The loop duodenal switch, also known as the SIPS or SADI Procedure, is the newest modification to the standard duodenal switch designed to provide even greater weight loss with less risk.
This upgraded, minimally invasive procedure is far safer than the original duodenal switch procedure.
SIPS stands for Stomach Intestinal Pylorus Sparing surgery or you may have heard it called the single-anastomosis duodenal switch. SIPS essentially means that the food is still able to pass through the pylorus after this procedure. The pylorus is the valve at the bottom portion of the stomach that controls the rate of emptying into the small intestine. Preserving the pylorus has many advantages over the traditional duodenal switch procedure (BPD-DS or biliopancreatic diversion with duodenal switch).
Some advantages to note are less risk for ulcers, bile reflux gastritis, hypoglycemia, nutritional deficiencies or dumping syndrome. In addition, using a loop of intestine to connect the stomach to rather than a traditional Roux limb, allows for only one connection needed rather than the original two decreasing the risk for a leak and eliminating the later risk of an internal hernia.

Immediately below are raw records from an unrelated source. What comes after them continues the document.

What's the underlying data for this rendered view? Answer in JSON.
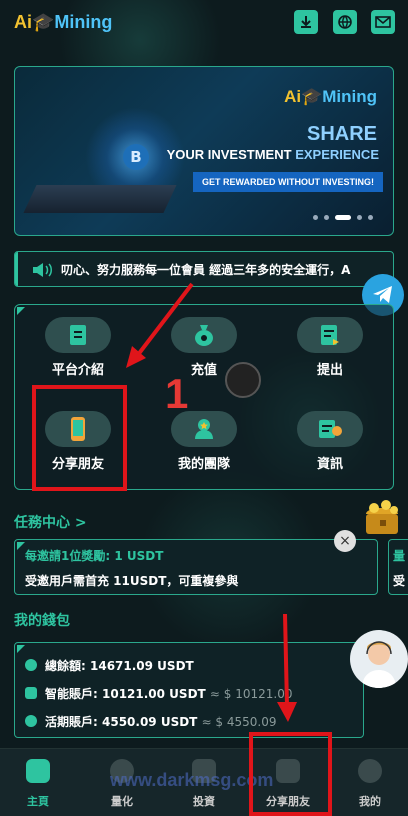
{
  "header": {
    "logo_ai": "Ai",
    "logo_mining": "Mining",
    "icons": [
      "download-icon",
      "globe-icon",
      "mail-icon"
    ]
  },
  "banner": {
    "logo_ai": "Ai",
    "logo_mining": "Mining",
    "headline": "SHARE",
    "tagline_a": "YOUR INVESTMENT",
    "tagline_b": "EXPERIENCE",
    "cta": "GET REWARDED WITHOUT INVESTING!",
    "btc_symbol": "B",
    "slides": 5,
    "active_slide": 3
  },
  "notice": {
    "text": "叨心、努力服務每一位會員 經過三年多的安全運行，A"
  },
  "menu": [
    {
      "label": "平台介紹",
      "icon": "document-icon"
    },
    {
      "label": "充值",
      "icon": "money-bag-icon"
    },
    {
      "label": "提出",
      "icon": "withdraw-icon"
    },
    {
      "label": "分享朋友",
      "icon": "phone-share-icon"
    },
    {
      "label": "我的團隊",
      "icon": "team-icon"
    },
    {
      "label": "資訊",
      "icon": "news-icon"
    }
  ],
  "annotation": {
    "number": "1"
  },
  "tasks": {
    "title": "任務中心 >",
    "card_title": "每邀請1位獎勵:  1 USDT",
    "card_desc": "受邀用戶需首充 11USDT，可重複參與",
    "close": "×",
    "peek_head": "量",
    "peek_desc": "受"
  },
  "wallet": {
    "title": "我的錢包",
    "rows": [
      {
        "label": "總餘額:",
        "value": "14671.09 USDT",
        "sub": ""
      },
      {
        "label": "智能賬戶:",
        "value": "10121.00 USDT",
        "sub": "≈ $ 10121.00"
      },
      {
        "label": "活期賬戶:",
        "value": "4550.09 USDT",
        "sub": "≈ $ 4550.09"
      }
    ]
  },
  "nav": [
    {
      "label": "主頁",
      "active": true
    },
    {
      "label": "量化",
      "active": false
    },
    {
      "label": "投資",
      "active": false
    },
    {
      "label": "分享朋友",
      "active": false
    },
    {
      "label": "我的",
      "active": false
    }
  ],
  "watermark": "www.darkmsg.com",
  "colors": {
    "accent": "#2ec4a0",
    "bg": "#0d1b1e",
    "logo_gold": "#f2c230",
    "annotation_red": "#e0151a"
  }
}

Since the sleeve gastrectomy is the first part of the SIPS procedure, this may be an appropriate option for those who are looking for additional weight loss after a prior sleeve gastrectomy surgery. The SIPS procedure can also be performed as a first line surgery as well.